* _Exercise_:
Check every line of the data for the word "Convert", and copy those that have it.

Records contained in a dataset

* * * * * * *

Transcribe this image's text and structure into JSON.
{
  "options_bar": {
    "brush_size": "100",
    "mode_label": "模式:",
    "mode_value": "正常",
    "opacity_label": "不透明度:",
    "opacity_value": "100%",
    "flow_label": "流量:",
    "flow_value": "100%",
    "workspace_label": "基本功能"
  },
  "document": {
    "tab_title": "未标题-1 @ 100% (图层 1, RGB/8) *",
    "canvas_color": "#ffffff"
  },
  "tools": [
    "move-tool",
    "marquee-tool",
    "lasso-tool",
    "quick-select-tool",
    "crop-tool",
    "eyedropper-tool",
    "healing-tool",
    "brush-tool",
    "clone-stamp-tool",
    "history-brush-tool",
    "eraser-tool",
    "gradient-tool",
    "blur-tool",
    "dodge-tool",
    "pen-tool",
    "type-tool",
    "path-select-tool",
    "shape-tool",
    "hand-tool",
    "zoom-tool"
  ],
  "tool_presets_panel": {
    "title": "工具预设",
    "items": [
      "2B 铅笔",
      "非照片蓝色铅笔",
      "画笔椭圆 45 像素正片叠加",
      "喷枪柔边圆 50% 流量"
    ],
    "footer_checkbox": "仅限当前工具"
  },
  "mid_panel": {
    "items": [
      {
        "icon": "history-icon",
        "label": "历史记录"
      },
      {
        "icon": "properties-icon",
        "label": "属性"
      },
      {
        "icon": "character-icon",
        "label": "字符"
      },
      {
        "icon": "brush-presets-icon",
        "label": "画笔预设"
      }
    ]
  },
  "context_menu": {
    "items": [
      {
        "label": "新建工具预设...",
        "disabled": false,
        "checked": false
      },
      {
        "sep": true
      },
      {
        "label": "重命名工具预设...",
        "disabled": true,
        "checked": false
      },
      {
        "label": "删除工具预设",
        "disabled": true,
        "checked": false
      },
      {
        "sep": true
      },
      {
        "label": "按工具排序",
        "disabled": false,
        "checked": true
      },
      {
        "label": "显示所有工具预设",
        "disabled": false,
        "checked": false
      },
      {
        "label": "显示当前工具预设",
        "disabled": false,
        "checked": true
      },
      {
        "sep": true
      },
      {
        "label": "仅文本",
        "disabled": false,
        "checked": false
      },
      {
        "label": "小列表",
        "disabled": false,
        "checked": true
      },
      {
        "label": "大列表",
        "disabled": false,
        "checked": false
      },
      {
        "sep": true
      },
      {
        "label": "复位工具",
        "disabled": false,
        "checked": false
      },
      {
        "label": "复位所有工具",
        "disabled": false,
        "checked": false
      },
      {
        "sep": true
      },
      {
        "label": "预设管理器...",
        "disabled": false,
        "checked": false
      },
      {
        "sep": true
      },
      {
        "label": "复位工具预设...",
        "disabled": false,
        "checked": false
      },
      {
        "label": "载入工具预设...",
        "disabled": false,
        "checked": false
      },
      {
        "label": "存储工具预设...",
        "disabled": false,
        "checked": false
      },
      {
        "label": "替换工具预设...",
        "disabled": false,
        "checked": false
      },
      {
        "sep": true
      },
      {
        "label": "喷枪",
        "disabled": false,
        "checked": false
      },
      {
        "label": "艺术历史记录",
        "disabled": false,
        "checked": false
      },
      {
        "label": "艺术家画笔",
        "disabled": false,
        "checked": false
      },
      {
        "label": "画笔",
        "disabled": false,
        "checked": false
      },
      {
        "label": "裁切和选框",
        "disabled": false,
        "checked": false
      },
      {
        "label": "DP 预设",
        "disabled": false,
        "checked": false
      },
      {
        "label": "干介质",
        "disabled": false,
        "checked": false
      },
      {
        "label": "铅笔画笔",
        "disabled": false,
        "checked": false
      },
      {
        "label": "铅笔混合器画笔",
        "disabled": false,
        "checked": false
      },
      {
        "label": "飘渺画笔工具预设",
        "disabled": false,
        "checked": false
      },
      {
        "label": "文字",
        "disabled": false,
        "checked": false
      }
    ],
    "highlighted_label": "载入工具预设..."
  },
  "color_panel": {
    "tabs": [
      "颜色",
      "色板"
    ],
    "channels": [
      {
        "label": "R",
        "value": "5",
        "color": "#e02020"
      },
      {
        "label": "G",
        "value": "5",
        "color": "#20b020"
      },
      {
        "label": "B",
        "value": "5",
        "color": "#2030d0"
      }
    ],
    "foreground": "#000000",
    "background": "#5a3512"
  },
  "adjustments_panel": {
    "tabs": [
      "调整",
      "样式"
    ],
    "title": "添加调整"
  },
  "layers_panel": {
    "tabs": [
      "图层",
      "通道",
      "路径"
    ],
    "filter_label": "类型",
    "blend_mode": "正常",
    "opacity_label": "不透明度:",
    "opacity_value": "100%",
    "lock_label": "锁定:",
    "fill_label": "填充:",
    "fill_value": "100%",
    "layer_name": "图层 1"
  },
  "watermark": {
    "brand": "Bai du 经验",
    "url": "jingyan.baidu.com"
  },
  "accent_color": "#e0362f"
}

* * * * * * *

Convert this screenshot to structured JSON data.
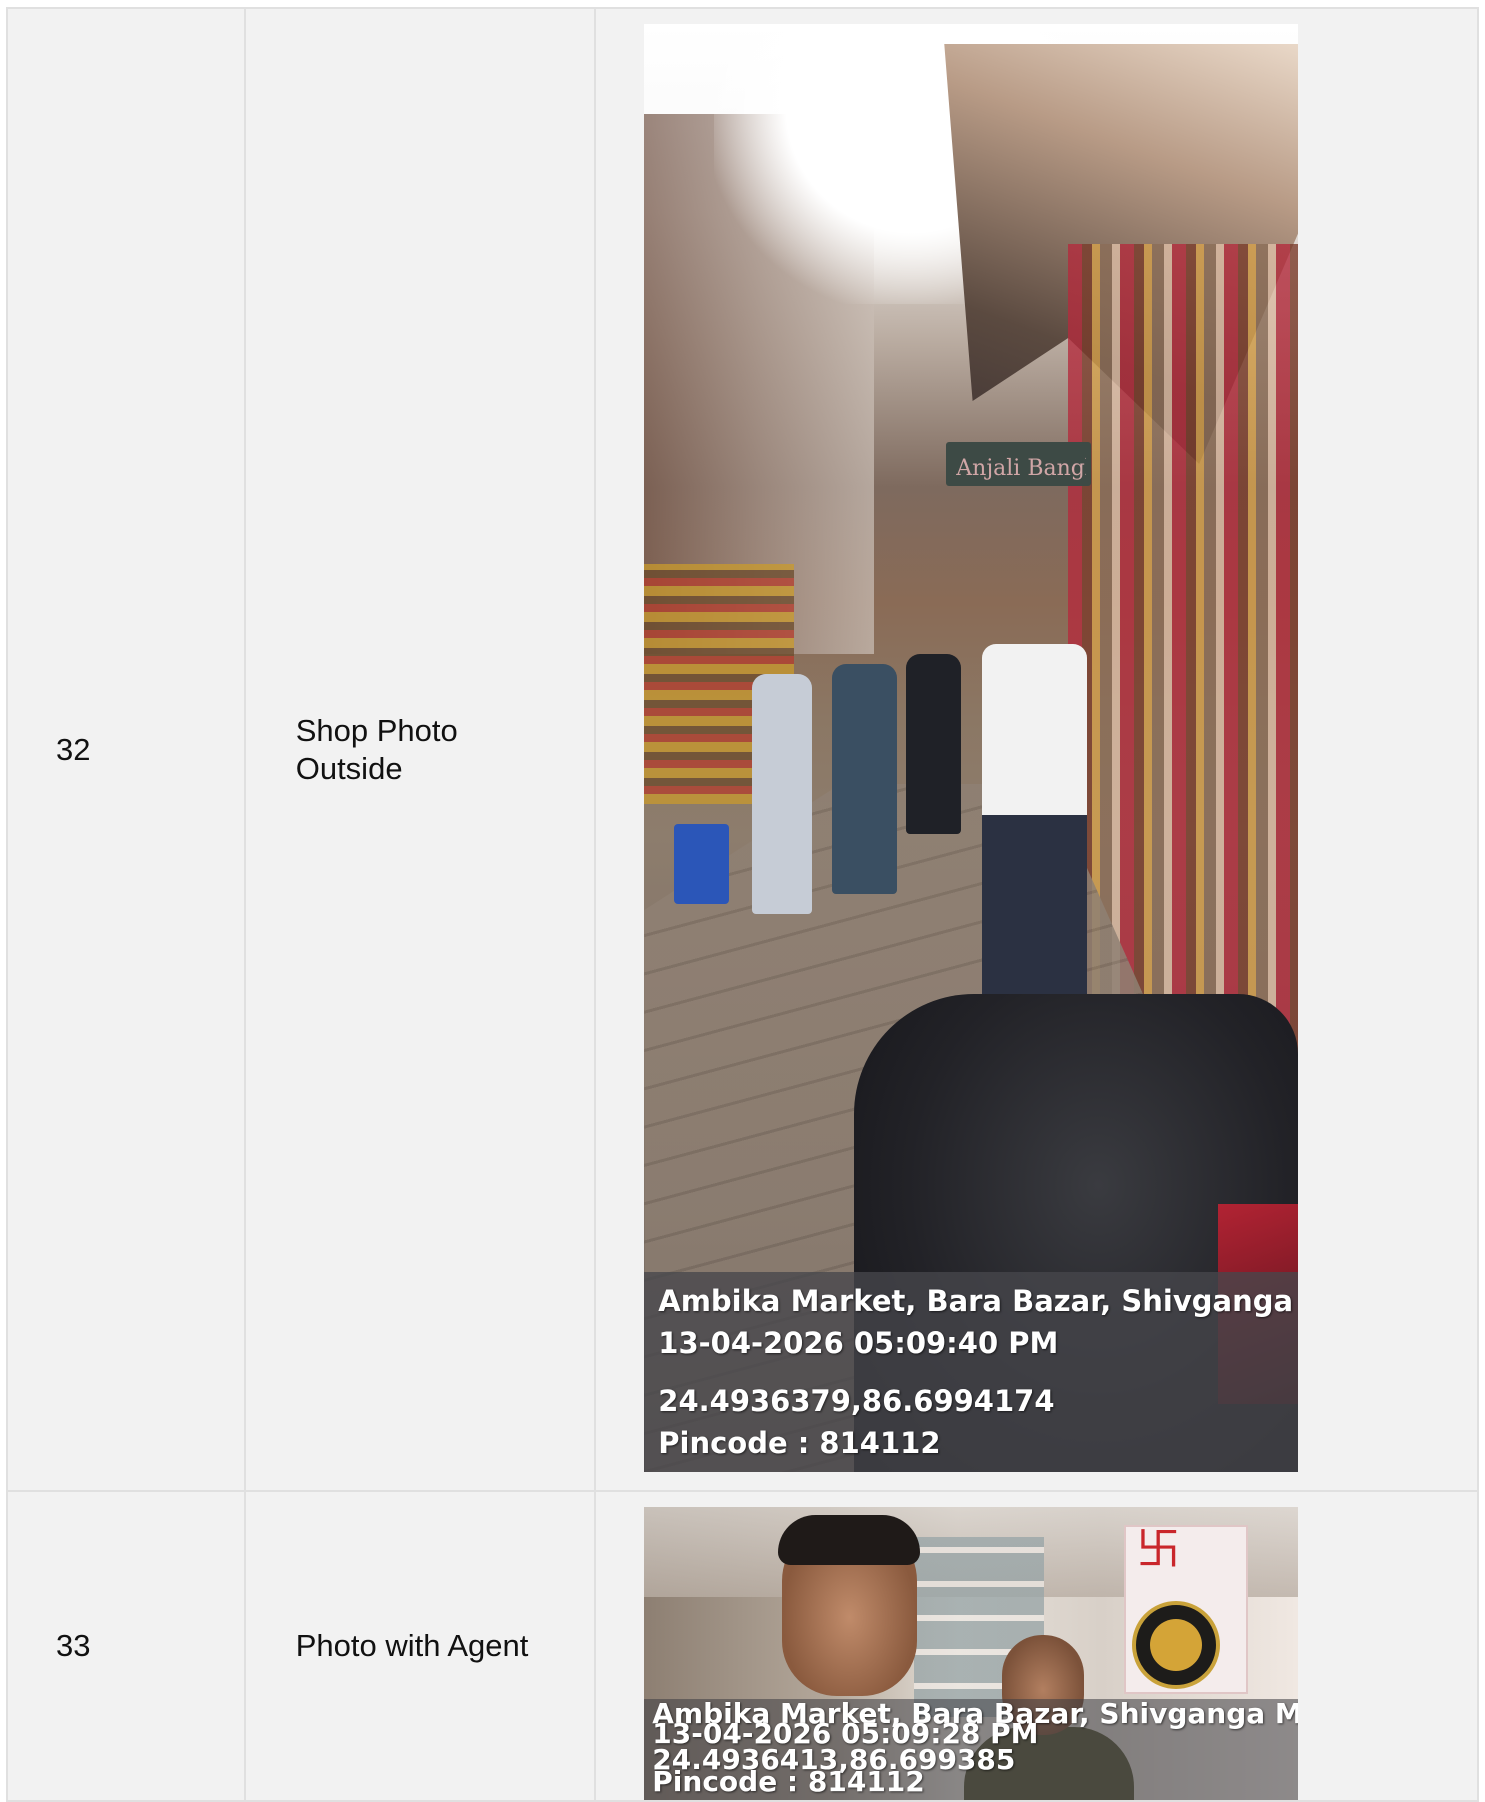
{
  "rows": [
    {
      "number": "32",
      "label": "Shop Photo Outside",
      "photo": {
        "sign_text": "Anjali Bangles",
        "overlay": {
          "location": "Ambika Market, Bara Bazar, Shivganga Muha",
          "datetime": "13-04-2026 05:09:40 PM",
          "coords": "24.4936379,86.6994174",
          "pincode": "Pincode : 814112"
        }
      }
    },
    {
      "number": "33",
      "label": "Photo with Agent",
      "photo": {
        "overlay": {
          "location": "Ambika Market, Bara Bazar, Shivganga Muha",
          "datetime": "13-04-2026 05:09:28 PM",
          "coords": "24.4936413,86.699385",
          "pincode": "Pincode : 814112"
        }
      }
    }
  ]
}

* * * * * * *

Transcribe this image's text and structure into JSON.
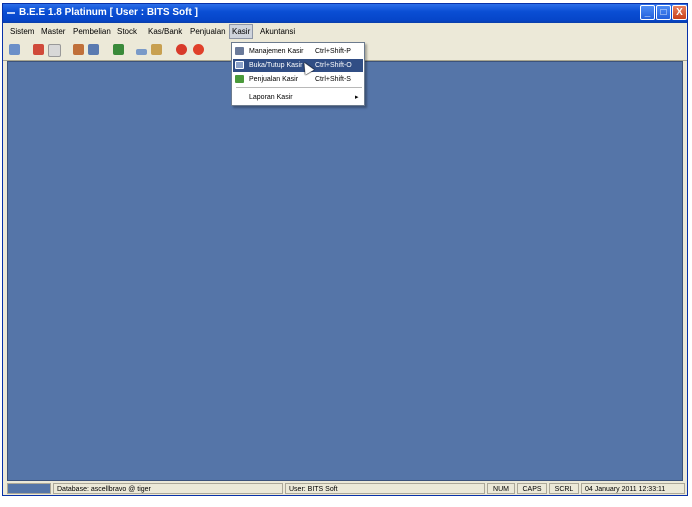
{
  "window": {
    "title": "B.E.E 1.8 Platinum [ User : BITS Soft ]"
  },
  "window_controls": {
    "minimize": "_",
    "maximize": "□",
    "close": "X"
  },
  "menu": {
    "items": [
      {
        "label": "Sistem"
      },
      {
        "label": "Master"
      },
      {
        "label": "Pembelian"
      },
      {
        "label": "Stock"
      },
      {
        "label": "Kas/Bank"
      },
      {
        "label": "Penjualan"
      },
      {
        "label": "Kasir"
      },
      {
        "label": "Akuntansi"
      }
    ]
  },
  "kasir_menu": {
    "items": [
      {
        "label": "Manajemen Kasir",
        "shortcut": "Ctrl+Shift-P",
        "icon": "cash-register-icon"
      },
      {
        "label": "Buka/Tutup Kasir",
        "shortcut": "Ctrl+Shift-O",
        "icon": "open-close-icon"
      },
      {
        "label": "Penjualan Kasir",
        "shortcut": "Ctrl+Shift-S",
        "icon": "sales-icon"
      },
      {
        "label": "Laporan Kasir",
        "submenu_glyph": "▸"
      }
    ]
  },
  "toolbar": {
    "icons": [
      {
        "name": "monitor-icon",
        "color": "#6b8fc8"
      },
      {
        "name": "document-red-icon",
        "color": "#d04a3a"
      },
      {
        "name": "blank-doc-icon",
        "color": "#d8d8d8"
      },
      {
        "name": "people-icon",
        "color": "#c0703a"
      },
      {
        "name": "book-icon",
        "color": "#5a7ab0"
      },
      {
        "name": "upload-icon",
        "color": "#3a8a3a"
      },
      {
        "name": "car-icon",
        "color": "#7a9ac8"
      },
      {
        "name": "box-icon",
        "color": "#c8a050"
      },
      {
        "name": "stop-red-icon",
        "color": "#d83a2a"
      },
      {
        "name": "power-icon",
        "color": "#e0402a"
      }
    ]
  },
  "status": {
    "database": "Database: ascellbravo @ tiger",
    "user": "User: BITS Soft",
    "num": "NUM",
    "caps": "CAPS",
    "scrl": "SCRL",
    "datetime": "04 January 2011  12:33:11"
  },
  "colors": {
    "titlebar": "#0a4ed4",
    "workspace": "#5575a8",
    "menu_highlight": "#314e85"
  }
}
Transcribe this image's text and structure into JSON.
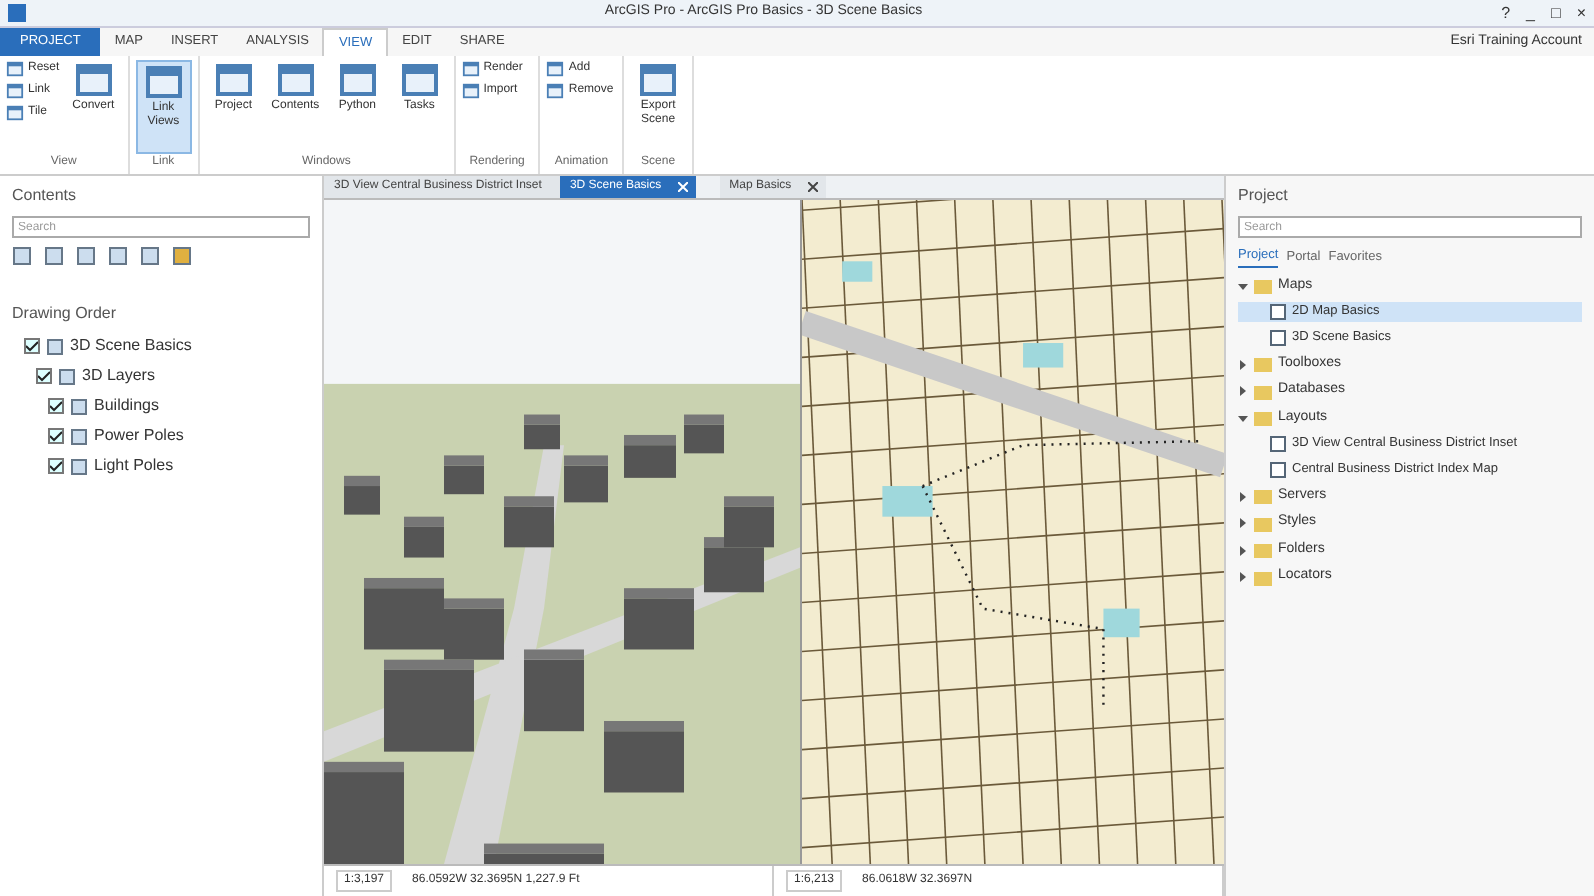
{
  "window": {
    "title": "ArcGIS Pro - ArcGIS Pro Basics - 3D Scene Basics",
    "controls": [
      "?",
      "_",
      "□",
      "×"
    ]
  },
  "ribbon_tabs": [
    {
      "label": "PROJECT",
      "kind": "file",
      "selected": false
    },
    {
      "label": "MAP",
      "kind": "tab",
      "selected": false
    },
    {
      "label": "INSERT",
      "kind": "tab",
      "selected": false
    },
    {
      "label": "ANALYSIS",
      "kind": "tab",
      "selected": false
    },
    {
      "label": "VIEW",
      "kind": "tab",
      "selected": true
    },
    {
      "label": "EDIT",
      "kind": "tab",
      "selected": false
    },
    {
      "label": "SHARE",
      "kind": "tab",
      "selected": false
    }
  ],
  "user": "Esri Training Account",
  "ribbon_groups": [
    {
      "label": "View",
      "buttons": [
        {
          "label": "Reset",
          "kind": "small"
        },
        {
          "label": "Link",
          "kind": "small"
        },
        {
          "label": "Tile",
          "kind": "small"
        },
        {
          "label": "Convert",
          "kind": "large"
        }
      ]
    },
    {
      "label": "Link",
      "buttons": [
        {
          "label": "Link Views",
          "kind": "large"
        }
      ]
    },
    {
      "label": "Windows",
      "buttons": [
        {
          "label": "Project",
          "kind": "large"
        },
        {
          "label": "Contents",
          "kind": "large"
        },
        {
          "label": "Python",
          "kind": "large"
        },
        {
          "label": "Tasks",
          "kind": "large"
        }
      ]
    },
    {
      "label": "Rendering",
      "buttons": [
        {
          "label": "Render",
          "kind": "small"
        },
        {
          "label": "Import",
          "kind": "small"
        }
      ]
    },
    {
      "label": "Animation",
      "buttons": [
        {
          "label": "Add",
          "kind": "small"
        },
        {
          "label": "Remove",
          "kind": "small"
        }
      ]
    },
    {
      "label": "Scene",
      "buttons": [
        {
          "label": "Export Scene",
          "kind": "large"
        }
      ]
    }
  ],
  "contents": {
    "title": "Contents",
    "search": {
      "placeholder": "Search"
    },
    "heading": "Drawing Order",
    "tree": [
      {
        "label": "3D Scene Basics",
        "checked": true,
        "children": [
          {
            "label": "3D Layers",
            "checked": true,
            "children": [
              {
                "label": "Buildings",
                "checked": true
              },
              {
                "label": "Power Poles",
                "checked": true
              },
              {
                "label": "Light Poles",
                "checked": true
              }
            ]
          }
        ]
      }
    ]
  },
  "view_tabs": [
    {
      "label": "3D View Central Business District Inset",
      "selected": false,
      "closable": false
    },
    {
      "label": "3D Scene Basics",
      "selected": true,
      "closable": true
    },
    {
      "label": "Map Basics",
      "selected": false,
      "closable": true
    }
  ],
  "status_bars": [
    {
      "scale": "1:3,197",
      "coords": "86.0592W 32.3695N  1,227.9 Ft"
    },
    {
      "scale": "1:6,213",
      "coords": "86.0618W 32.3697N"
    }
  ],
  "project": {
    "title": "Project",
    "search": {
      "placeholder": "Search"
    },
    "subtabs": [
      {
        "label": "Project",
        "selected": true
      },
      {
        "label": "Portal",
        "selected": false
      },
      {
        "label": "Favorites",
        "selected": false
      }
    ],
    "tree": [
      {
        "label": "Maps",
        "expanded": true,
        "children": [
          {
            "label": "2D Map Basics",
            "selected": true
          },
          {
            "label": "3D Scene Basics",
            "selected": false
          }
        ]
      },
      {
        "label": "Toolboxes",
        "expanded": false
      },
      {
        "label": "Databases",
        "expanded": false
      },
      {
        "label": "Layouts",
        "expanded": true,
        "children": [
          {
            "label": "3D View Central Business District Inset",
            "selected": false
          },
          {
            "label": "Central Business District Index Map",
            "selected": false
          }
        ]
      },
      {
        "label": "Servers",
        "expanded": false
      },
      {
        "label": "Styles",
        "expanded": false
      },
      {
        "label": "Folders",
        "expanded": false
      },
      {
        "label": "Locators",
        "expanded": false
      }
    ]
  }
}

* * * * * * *

* _Exercise result_:
Convert this screenshot to structured JSON data.
          "label": "Convert",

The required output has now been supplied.